Architecture and Design Scotland has produced a Stalled Spaces Toolkit with practical advice and inspiration for communities who wish to make temporary use of vacant and derelict land for anthing from community gardens to events spaces. The toolkit covers how to find out who owns land, how to get funding, how to organise yourselves, and how to manage a project. Contact details: email@example.com.
Buildings at Risk Register for Scotland provides a comprehensive online toolkit about how to save endangered historic buildings, together with detailed information about individual historic buildings at risk throughout the country.
Built Environment Forum Scotland offers a range of case studies, fundraising toolkit, briefings, advocacy toolkit and other useful information particularly related to the historic environment.
Grand Bequest is a Scottish buildings-at-risk resource based in Glasgow.
Historic Environment Scotland has various sources of grant funding and advice to support the re-use or enhancement of vacant and historic buildings in town centres, as this example from Campbeltown shows. Their YouTube channel has inspiring and informative videos.
Heritage Trust Network brings together heritage professionals and enthusiasts to tackle buildings at risk. The network has over 90 member organisations in Scotland and 500 across the UK, all of whom are rescuing and regenerating buildings and are keen to support each other.
Local authority planning departments may be able to offer expert advice and possibly funding to help tackle vacant or derelict sites and buildings; what is available differs between local authorities around the country. Whilst responsibility for maintenance of any building rests with its owner, local authorities also have discretion to use certain powers:
- Dangerous or defective buildings: Building (Scotland) Act 2003, sections 28-30.
- Listed Buildings: Planning (Listed Buildings and Conservation Areas) (Scotland) Act 1997, section 49 onwards.
- Sub-standard housing: Housing (Scotland) Act 2006.
- Condition of land: Town and Country Planning (Scotland) Act 1997, section 179.
- Building repairs and maintenance of private open space: Civic Government (Scotland) Act 1982.
- Power to advance well-being: Local Government In Scotland Act 2003.
- Compulsory Purchase Orders.
Local authorities also have the powers to:
- Use the Town Centre First Principle to deliver public services and capital investments, driving up town centre footfall and investment activity and encouraging other landowners to follow suit (see the Dumbarton and Kilmarnock examples in this section).
- Create a one-stop shop or key council contact for town centre businesses, for example helping them to navigate through statutory consents like planning, building control and environmental protection requirements (for example West Lothian Council’s network of town centre officers).
- Use collaborative town centre visioning and community engagement to set the agenda for Local Development Plans to help to deliver a common community vision, with many examples from Annan to Stromness.
- Develop strategies for re-populating town centres with residential use, such as in Perth (in this section) and Alloa (see Streets and Spaces).
Scotland's Land Information Services is an easy-to-use Scottish Government website which enables you to find property owners, check if a property is on the land register, search for property prices and buy property documents.
Scottish Land Commission provides information on funding for vacant and derelict land projects and community ownership of land or buildings, plus other information about re-use of derelict or vacant buildings and land.
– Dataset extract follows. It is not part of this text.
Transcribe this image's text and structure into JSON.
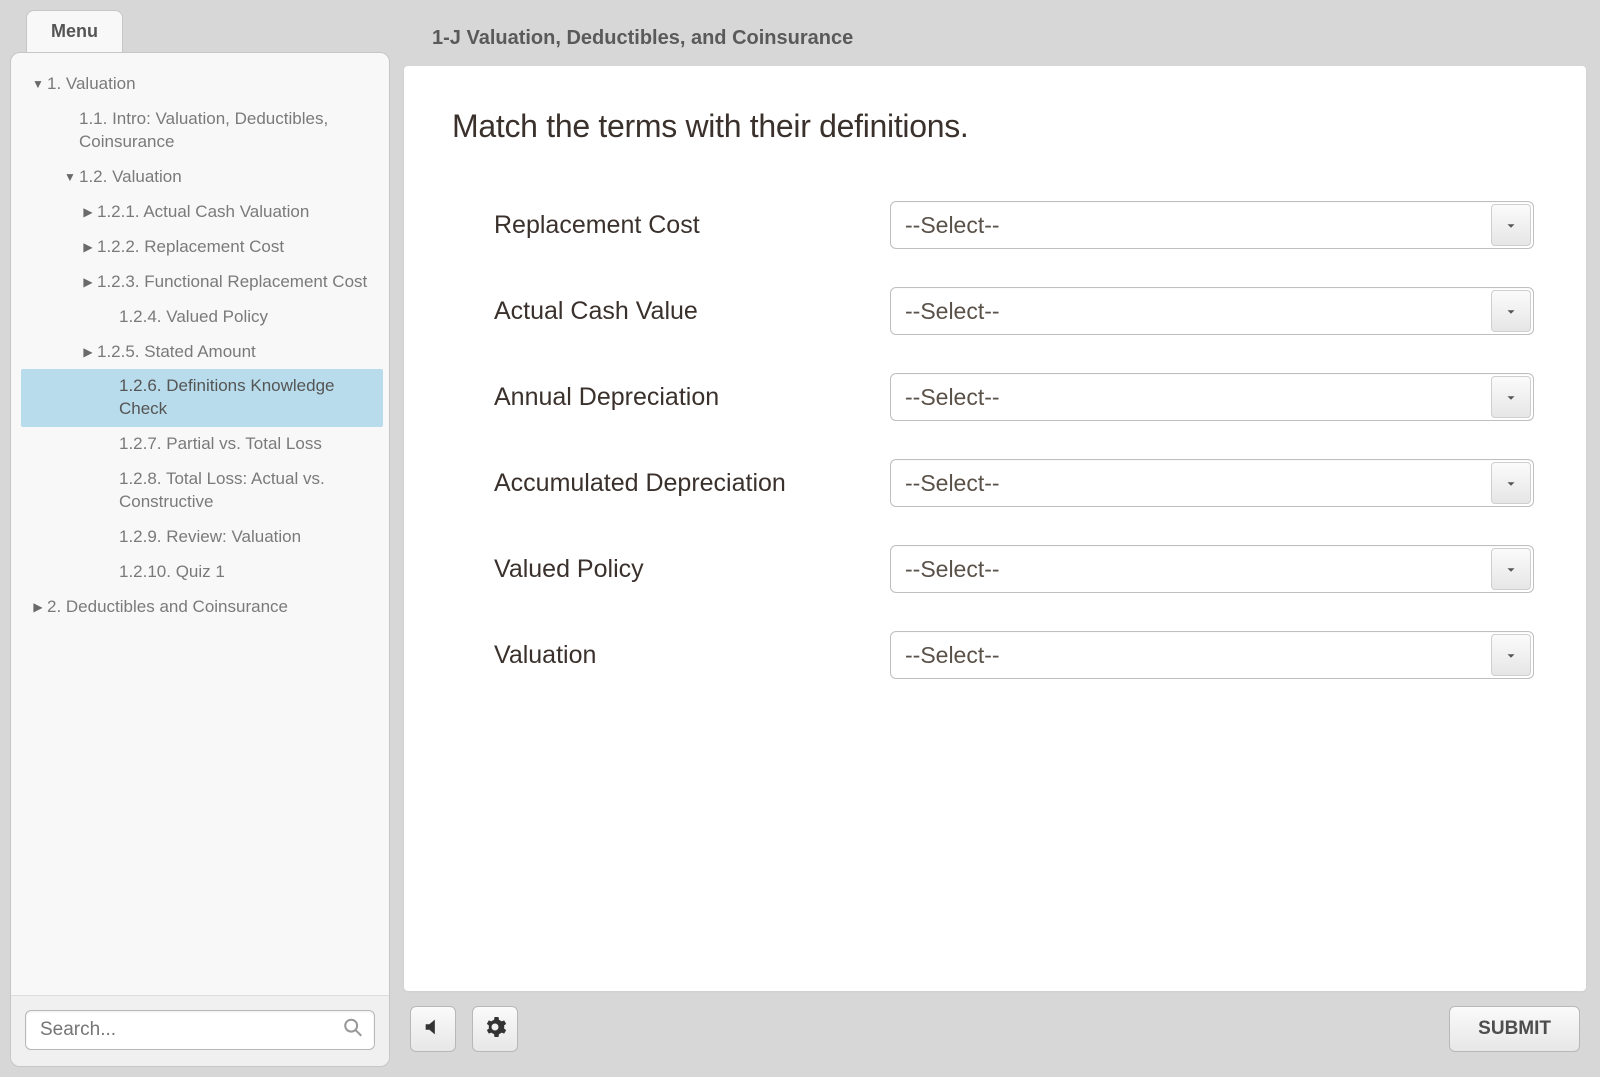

It is all part of the commission’s approach to making more of Scotland’s land. Their Impact Tool is a simple-to-use way for local communities to assess and record the impact of vacant and derelict land on the community's wellbeing.
Under One Roof: an online resource full of useful information about maintenance and management of tenements, flats and other common property (old and new) for owners, tenants and advisers.